It took about five minutes at the Japanese car dealer for my dreams of buying a Japanese car to go screeching off the road and crash flaming into a tree.
But let’s back up a second, because in America, Ken Seeroi was a born legend when it came to fast cars and slow women. With a longneck beer in one hand and a blonde in the other, I crossed the mountain passes and desert plains of that wide nation countless times, driving everything from motorhomes and massive diesel trucks to hotrod Chevy Vega’s and riceburner Nissan 350Z’s. Gotta steer with your knees, is the key. Continue reading “Buying a Japanese Car”
People routinely ask, “Why are you still in Japan?” and I guess the answer depends upon which phase of Japanese life we’re talking about. Because first there’s
Living in Japan’s like being born again. Everything’s filled with wonder, nothing makes any sense, and you’re insanely pleased by the simplest stuff. Look!—-I’m riding the subway. It’s like a train, only underground! So many people! Man, I gotta take a picture of this!

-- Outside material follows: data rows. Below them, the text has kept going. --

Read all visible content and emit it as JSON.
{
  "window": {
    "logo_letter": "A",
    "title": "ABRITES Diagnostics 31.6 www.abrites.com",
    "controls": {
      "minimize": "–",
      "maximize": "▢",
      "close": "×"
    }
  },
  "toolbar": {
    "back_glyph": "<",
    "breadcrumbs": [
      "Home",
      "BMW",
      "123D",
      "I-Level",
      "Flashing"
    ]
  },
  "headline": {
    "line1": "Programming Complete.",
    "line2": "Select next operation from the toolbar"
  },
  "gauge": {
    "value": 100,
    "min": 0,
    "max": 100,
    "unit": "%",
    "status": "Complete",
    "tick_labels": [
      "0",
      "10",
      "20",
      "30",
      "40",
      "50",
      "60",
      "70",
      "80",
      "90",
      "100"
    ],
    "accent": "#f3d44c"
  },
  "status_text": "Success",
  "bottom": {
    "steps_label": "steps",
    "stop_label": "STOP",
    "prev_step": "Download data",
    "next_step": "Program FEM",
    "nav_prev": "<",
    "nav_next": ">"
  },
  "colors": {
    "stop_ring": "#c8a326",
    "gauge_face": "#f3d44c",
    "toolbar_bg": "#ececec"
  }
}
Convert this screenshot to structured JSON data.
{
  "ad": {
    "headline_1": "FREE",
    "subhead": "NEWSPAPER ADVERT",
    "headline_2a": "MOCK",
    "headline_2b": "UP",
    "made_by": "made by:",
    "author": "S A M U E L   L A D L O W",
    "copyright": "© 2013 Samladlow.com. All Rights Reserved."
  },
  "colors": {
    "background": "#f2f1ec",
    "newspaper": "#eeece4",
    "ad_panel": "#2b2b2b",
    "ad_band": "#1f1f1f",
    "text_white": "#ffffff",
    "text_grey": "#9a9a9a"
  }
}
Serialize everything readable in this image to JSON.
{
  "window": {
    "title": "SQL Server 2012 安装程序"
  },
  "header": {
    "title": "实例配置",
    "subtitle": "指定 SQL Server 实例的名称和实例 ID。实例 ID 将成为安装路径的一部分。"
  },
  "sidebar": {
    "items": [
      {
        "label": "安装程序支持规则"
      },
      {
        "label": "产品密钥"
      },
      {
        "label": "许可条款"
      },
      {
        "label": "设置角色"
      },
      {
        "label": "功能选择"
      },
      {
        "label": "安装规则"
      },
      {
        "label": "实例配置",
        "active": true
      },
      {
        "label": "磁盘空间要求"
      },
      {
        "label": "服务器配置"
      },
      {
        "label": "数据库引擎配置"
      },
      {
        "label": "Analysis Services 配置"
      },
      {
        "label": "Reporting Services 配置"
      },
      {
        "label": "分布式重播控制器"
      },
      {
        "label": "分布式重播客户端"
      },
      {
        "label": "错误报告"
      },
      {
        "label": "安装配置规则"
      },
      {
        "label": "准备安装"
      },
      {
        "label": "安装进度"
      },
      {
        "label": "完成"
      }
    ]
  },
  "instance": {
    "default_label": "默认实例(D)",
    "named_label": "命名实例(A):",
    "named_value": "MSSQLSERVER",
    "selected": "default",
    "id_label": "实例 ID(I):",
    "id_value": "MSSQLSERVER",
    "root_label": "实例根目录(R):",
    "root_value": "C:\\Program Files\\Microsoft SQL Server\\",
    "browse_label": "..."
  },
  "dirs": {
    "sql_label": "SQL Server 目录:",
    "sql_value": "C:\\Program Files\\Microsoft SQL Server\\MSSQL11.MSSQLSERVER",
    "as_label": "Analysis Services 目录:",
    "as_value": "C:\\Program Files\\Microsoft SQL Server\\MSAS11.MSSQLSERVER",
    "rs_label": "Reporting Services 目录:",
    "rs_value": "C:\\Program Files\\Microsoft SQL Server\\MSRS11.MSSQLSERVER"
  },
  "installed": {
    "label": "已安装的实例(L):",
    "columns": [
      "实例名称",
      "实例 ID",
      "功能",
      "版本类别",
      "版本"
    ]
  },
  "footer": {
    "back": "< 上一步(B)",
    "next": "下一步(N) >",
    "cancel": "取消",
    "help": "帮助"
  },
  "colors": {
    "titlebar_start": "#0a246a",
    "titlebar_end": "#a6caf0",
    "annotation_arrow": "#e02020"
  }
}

You can’t understand a thing. Not a word, not an action, and it’s hilarious. You can’t even stroll down the sidewalk without knocking over office ladies and soba-delivery boys. Continue reading “Why are you Still in Japan?”
Nature is one of the great wonders of Japan. In that you wonder what happened to it all.
But look around. The hillsides of Kyushu terraced with rice paddies, fields of Hokkaido lavender as far as the eye can see, and deserted white sand beaches on remote Okinawan islands. There’s definitely some nature in Japan, still.
Japanese School Daze
So I was working at a Japanese middle school recently, dozing off in the teachers’ lounge, when a cockroach the size of a cat skittered across the floor. Michiko-sensei screamed. That’ll wake you up in a hurry. Then the Vice Principle screamed. He used to be a wrestling coach, so that was a little alarming. Then the old lady who makes tea screamed, and nothing scares her. Continue reading “Nature in Japan”
in Just 11 Easy Steps
Learning Japanese is a great hobby. It requires levels of endurance and discipline possessed by English Channel swimmers, while garnering the respect typically reserved for those really skilled with yo-yo’s. The good news, if one can call it such, is you don’t need much Japanese to get by in Japan.
Nowhere is this truer than at a Japanese restaurant. Instead, what you need is to know how things work. Once you’ve got the system down, it’s amazing how few words are actually required.
First night in Japan
My own culinary journey began after a grueling day-long flight half-way around the world and several hours of wandering lost in the backstreets of Tokyo. I was out of PowerBars, famished, and thoroughly exhausted. Continue reading “How to Eat at a Japanese Restaurant”
Japan’s a never-ending list of woulda, coulda, and shoulda’s. And chart-topping that vertical-ruled kanji notepad is: Shoulda remembered how I felt about Disneyland.
But hey, hindsight’s 20-20, Mickey Mouse. Go on wit’ yer oversized hands.
Living in Japan
When I first got to this nation, everything was amaaazing. I sat in Starbucks overlooking Shibuya scramble and marveled at the 4-way confluence of humanity weaving its way across Tokyo. Somehow I found myself talking to a cute girl with orange hair from Korea and we took polaroids together. Then a couple of beers later, the bronze statue of Hachiko the dog, a random hostess bar, dancing in Gas Panic, weaving drunkenly through seas of neon and Chinese prostitutes until finally eating bowls of glowing ramen in some ramshackle late-night noodle shop. It was brilliant. Continue reading “Living in Japan Forever”